Orban Design

Providing the highest quality architectural rendering for Charlottesville and beyond.

Venturing into V-Ray for Sketchup 3.4

The release of the new version 3 of V-Ray for Sketchup has taken a bit of effort to incorporate into my workflow. There are many changes in how V-Ray handles materials the net effect of which has made large swathes of my existing models obsolete. On the one hand, the render engine that uses video card rendering has been substantially upgraded, which makes for fast renders. On the other hand, the workflow changes have been most pronounced in this method of rendering. The massing study image above is the first project for which I’ve actually used the latest V-Ray for Sketchup.

The image below is a photo-realistic view of a commercial project that I had rendered previously in a watercolor style.

Conceptual interior renderings of a proposed shared office space in an existing building.
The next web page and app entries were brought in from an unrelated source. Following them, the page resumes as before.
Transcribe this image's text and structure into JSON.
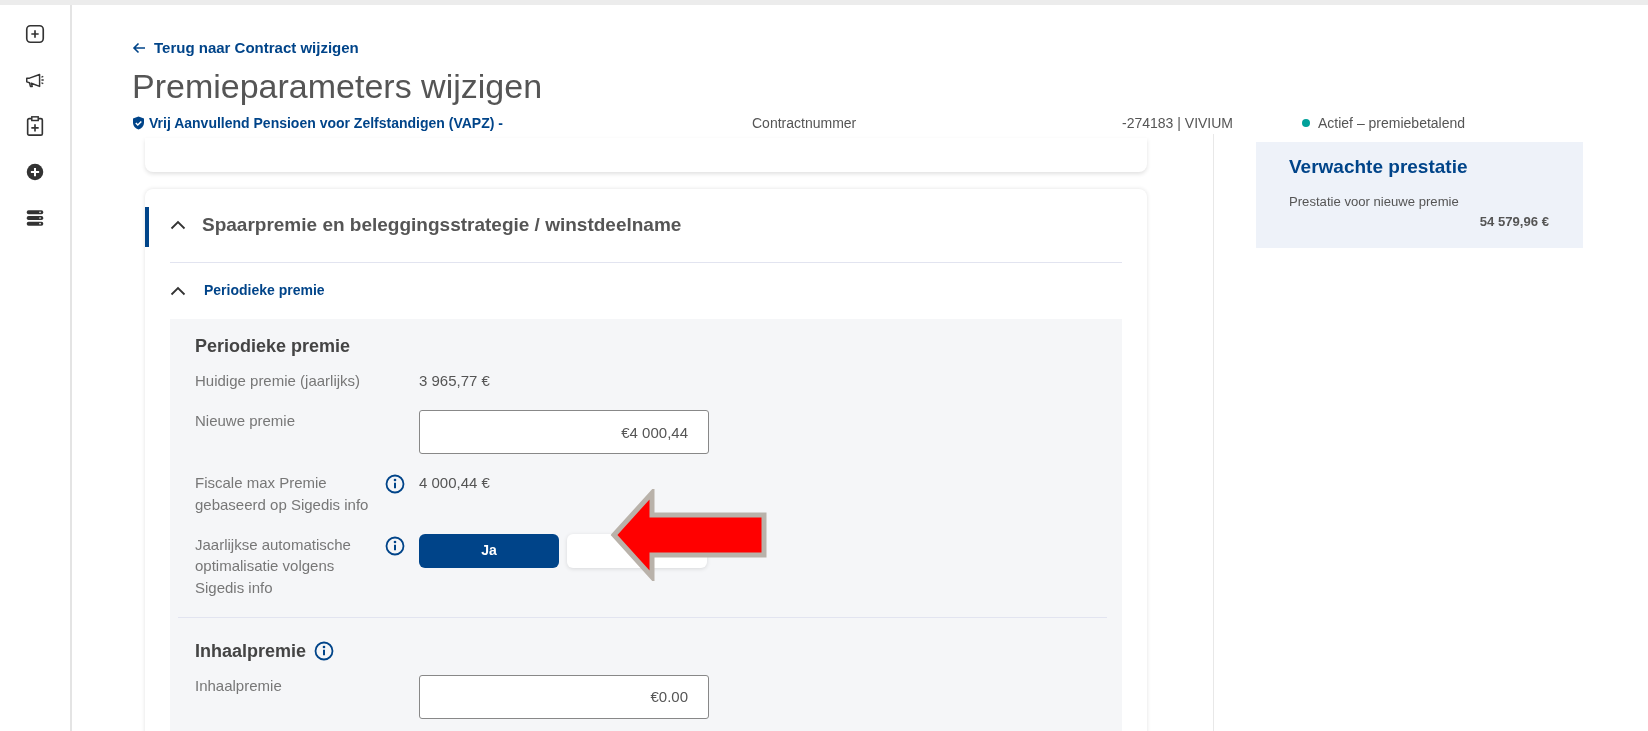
{
  "back_link": "Terug naar Contract wijzigen",
  "title": "Premieparameters wijzigen",
  "contract": {
    "product": "Vrij Aanvullend Pensioen voor Zelfstandigen (VAPZ) -",
    "number_label": "Contractnummer",
    "number": "-274183 | VIVIUM",
    "status": {
      "label": "Actief – premiebetalend",
      "color": "#00a19a"
    }
  },
  "section": {
    "title": "Spaarpremie en beleggingsstrategie / winstdeelname",
    "expanded": true,
    "subsection": {
      "title": "Periodieke premie",
      "expanded": true
    }
  },
  "periodic": {
    "heading": "Periodieke premie",
    "rows": [
      {
        "kind": "value",
        "label": "Huidige premie (jaarlijks)",
        "info": false,
        "value": "3 965,77 €"
      },
      {
        "kind": "input",
        "label": "Nieuwe premie",
        "info": false,
        "value": "€4 000,44"
      },
      {
        "kind": "value",
        "label": "Fiscale max Premie gebaseerd op Sigedis info",
        "info": true,
        "value": "4 000,44 €"
      },
      {
        "kind": "toggle",
        "label": "Jaarlijkse automatische optimalisatie volgens Sigedis info",
        "info": true,
        "options": [
          {
            "label": "Ja",
            "selected": true
          },
          {
            "selected": false
          }
        ]
      }
    ]
  },
  "catchup": {
    "heading": "Inhaalpremie",
    "info": true,
    "rows": [
      {
        "kind": "input",
        "label": "Inhaalpremie",
        "info": false,
        "value": "€0.00"
      }
    ]
  },
  "expected": {
    "title": "Verwachte prestatie",
    "label": "Prestatie voor nieuwe premie",
    "value": "54 579,96 €"
  }
}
Exterior renderings of a small-footprint development within Lochlyn rendered with Vray for Blender.

Vray rendering from Sketchup to Blender

I am continuing my transition to rendering in Vray for Blender coming from Vray for Sketchup. Here are two interior projects, the first one done in Vray for Sketchup, the second one is done in Vray for Blender. The biggest reason for the switch is the huge speed and render quality improvements in Vray 3.4, plus I have a large animation project coming up and I can only do that properly in Blender (The animation controls in Sketchup are practically non-existent.)

Vray for Sketchup interior renders




…and Vray for Blender interior renders





Site rendering for Elliott Avenue

This is the final iteration of the site development rendering for the former city parcel on Elliott Avenue. You can see an earlier version I did here. Besides that early one, I had also prepared two other versions before this final one, so it’s nice to see this project breaking ground and getting closer to reality. These images will be used for marketing, and for a jobsite sign. Stop by and look!

elliott_rendered-plan elliott_front-overhead-cemetary elliott_front-overhead-park elliott-overhead-final2-alt

For those interested in the rendering aspect of this project, I used SketchUp (SU) and Vray for SketchUp version 2.0 to create the renderings. I made use of the proxy feature to insert hundreds of high-polygon count trees on the site, which would be impossible with native SU. Despite the memory savings there, I still had to break the rendering into a foreground model and a background model as the file was still too large for SU to handle and export to rendering. If you look carefully, you can see some of the 3D models of downtown Charlottesville I added into the rendering. I found they were not the cleanest models or textures, they required some extensive cleanup just to be able to open at all in SU. I was very impressed overall how Vray was able to handle the heavy model I threw at it. It has come a long way since the last version!

How to use the vrimage converter in vray for sketchup

Rendering to a raw image format from Vray for Sketchup can save a lot of hassle for scenes that are highly memory intensive, as well as make it possible to render very high resolution images. Here is a brief tutorial on how to use the vrimg format to render from vray for SU.

Step 1. Select your output options to generate a vrimg file. In the “output” panel, select your image size to render to, then check the “save output” box, and browse to the folder where you will save you raw image file, and type in a name. The name will be highlighted in red if there is no file there yet. That is normal. Select the type “.vrimg” Then check the box “Render to VRImage” and leave the VFB (Vray Frame Buffer) mode as “preview”


Step 2. Select the VFB Channels you want to save. Scroll down and click on the channels in order to highlight the ones that will be used.


Step 3. Render. Then when the render is finished, open the “vrimg to OpenEXR converter” from to “Tools” menu of the vray for SU plugin program folder.


Step 4. With the converter open, click on “Input file” and browse to the vrimg file you just rendered. Check the box for “Channels in separate files”. I typically use the 16-bit exr format, I find I don’t usually need 32-bit files. If the file is really large, you may need to increase the “Buffer size” Haven’t seen any problems with the default so far.


Step 5. Press the “Convert” button. A “Save File” dialogue comes up where you can select an output “.exr” file. Browse to your output folder and type in a file name, then press “Save”. Now you have a set of individual .exr files with the channels you’ve selected saved in your output folder. For batch converting, Just change the “Input file mode” to multiple files and choose your input and output directories.